## Task
Word for word, restate every record.

═══ Recorded information

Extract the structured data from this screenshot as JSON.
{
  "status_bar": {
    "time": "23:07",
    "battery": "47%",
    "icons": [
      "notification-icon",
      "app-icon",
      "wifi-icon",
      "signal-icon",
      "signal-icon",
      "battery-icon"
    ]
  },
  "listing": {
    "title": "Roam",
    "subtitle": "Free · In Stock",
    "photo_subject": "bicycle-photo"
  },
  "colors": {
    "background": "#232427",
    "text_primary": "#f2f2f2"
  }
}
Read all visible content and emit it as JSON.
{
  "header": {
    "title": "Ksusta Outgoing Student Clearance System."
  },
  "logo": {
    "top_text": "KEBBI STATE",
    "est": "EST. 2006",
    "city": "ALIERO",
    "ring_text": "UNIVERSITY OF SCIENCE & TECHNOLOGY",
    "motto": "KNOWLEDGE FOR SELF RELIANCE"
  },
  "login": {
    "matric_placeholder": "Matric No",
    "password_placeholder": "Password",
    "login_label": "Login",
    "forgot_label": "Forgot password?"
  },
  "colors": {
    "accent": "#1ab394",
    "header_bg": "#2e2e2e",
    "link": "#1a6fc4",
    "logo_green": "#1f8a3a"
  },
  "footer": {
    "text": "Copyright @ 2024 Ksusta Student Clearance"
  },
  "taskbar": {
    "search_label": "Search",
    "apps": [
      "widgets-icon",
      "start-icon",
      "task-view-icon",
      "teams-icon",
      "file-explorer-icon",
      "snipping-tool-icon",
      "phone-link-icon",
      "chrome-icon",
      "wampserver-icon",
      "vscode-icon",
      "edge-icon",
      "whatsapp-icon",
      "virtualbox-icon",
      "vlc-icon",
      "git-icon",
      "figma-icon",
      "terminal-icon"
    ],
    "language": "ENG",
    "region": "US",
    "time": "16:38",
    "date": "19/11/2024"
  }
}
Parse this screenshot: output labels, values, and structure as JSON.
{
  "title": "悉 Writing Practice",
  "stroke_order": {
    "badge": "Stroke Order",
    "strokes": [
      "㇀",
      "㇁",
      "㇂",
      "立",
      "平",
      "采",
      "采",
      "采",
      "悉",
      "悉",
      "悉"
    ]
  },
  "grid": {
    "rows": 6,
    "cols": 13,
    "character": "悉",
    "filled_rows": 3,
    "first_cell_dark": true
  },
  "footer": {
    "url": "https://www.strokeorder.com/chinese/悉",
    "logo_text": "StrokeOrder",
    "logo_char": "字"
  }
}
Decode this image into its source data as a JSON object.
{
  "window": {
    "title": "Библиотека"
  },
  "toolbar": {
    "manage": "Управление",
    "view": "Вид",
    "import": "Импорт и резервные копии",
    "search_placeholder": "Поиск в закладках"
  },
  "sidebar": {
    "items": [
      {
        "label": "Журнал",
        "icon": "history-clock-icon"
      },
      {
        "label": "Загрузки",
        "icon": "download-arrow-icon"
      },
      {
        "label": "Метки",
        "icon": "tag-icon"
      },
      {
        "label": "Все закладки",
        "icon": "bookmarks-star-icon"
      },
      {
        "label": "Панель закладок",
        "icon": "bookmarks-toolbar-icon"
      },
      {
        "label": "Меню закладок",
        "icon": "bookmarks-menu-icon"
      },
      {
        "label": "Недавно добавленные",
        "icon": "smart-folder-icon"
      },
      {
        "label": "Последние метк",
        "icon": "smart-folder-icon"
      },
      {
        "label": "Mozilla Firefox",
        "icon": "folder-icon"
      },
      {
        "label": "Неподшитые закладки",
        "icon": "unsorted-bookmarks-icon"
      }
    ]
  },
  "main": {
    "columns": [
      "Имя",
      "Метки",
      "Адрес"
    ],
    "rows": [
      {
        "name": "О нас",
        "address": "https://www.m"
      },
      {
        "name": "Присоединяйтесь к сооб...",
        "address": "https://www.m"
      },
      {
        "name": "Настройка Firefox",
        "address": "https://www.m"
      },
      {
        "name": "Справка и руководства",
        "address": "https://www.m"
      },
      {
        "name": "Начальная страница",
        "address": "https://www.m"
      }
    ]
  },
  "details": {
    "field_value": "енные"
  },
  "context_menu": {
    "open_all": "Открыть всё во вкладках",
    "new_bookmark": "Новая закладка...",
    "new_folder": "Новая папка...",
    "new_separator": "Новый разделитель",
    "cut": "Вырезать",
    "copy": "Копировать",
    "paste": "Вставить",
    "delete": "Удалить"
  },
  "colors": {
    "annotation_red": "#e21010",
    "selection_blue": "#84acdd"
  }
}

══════

## Solution for this exercise
Extract the structured data from this screenshot as JSON.
{
  "status_bar": {
    "time": "23:07",
    "battery": "47%",
    "icons": [
      "notification-icon",
      "app-icon",
      "wifi-icon",
      "signal-icon",
      "signal-icon",
      "battery-icon"
    ]
  },
  "listing": {
    "title": "Roam",
    "subtitle": "Free · In Stock",
    "photo_subject": "bicycle-photo"
  },
  "colors": {
    "background": "#232427",
    "text_primary": "#f2f2f2"
  }
}
Read all visible content and emit it as JSON.
{
  "header": {
    "title": "Ksusta Outgoing Student Clearance System."
  },
  "logo": {
    "top_text": "KEBBI STATE",
    "est": "EST. 2006",
    "city": "ALIERO",
    "ring_text": "UNIVERSITY OF SCIENCE & TECHNOLOGY",
    "motto": "KNOWLEDGE FOR SELF RELIANCE"
  },
  "login": {
    "matric_placeholder": "Matric No",
    "password_placeholder": "Password",
    "login_label": "Login",
    "forgot_label": "Forgot password?"
  },
  "colors": {
    "accent": "#1ab394",
    "header_bg": "#2e2e2e",
    "link": "#1a6fc4",
    "logo_green": "#1f8a3a"
  },
  "footer": {
    "text": "Copyright @ 2024 Ksusta Student Clearance"
  },
  "taskbar": {
    "search_label": "Search",
    "apps": [
      "widgets-icon",
      "start-icon",
      "task-view-icon",
      "teams-icon",
      "file-explorer-icon",
      "snipping-tool-icon",
      "phone-link-icon",
      "chrome-icon",
      "wampserver-icon",
      "vscode-icon",
      "edge-icon",
      "whatsapp-icon",
      "virtualbox-icon",
      "vlc-icon",
      "git-icon",
      "figma-icon",
      "terminal-icon"
    ],
    "language": "ENG",
    "region": "US",
    "time": "16:38",
    "date": "19/11/2024"
  }
}
Parse this screenshot: output labels, values, and structure as JSON.
{
  "title": "悉 Writing Practice",
  "stroke_order": {
    "badge": "Stroke Order",
    "strokes": [
      "㇀",
      "㇁",
      "㇂",
      "立",
      "平",
      "采",
      "采",
      "采",
      "悉",
      "悉",
      "悉"
    ]
  },
  "grid": {
    "rows": 6,
    "cols": 13,
    "character": "悉",
    "filled_rows": 3,
    "first_cell_dark": true
  },
  "footer": {
    "url": "https://www.strokeorder.com/chinese/悉",
    "logo_text": "StrokeOrder",
    "logo_char": "字"
  }
}
Decode this image into its source data as a JSON object.
{
  "window": {
    "title": "Библиотека"
  },
  "toolbar": {
    "manage": "Управление",
    "view": "Вид",
    "import": "Импорт и резервные копии",
    "search_placeholder": "Поиск в закладках"
  },
  "sidebar": {
    "items": [
      {
        "label": "Журнал",
        "icon": "history-clock-icon"
      },
      {
        "label": "Загрузки",
        "icon": "download-arrow-icon"
      },
      {
        "label": "Метки",
        "icon": "tag-icon"
      },
      {
        "label": "Все закладки",
        "icon": "bookmarks-star-icon"
      },
      {
        "label": "Панель закладок",
        "icon": "bookmarks-toolbar-icon"
      },
      {
        "label": "Меню закладок",
        "icon": "bookmarks-menu-icon"
      },
      {
        "label": "Недавно добавленные",
        "icon": "smart-folder-icon"
      },
      {
        "label": "Последние метк",
        "icon": "smart-folder-icon"
      },
      {
        "label": "Mozilla Firefox",
        "icon": "folder-icon"
      },
      {
        "label": "Неподшитые закладки",
        "icon": "unsorted-bookmarks-icon"
      }
    ]
  },
  "main": {
    "columns": [
      "Имя",
      "Метки",
      "Адрес"
    ],
    "rows": [
      {
        "name": "О нас",
        "address": "https://www.m"
      },
      {
        "name": "Присоединяйтесь к сооб...",
        "address": "https://www.m"
      },
      {
        "name": "Настройка Firefox",
        "address": "https://www.m"
      },
      {
        "name": "Справка и руководства",
        "address": "https://www.m"
      },
      {
        "name": "Начальная страница",
        "address": "https://www.m"
      }
    ]
  },
  "details": {
    "field_value": "енные"
  },
  "context_menu": {
    "open_all": "Открыть всё во вкладках",
    "new_bookmark": "Новая закладка...",
    "new_folder": "Новая папка...",
    "new_separator": "Новый разделитель",
    "cut": "Вырезать",
    "copy": "Копировать",
    "paste": "Вставить",
    "delete": "Удалить"
  },
  "colors": {
    "annotation_red": "#e21010",
    "selection_blue": "#84acdd"
  }
}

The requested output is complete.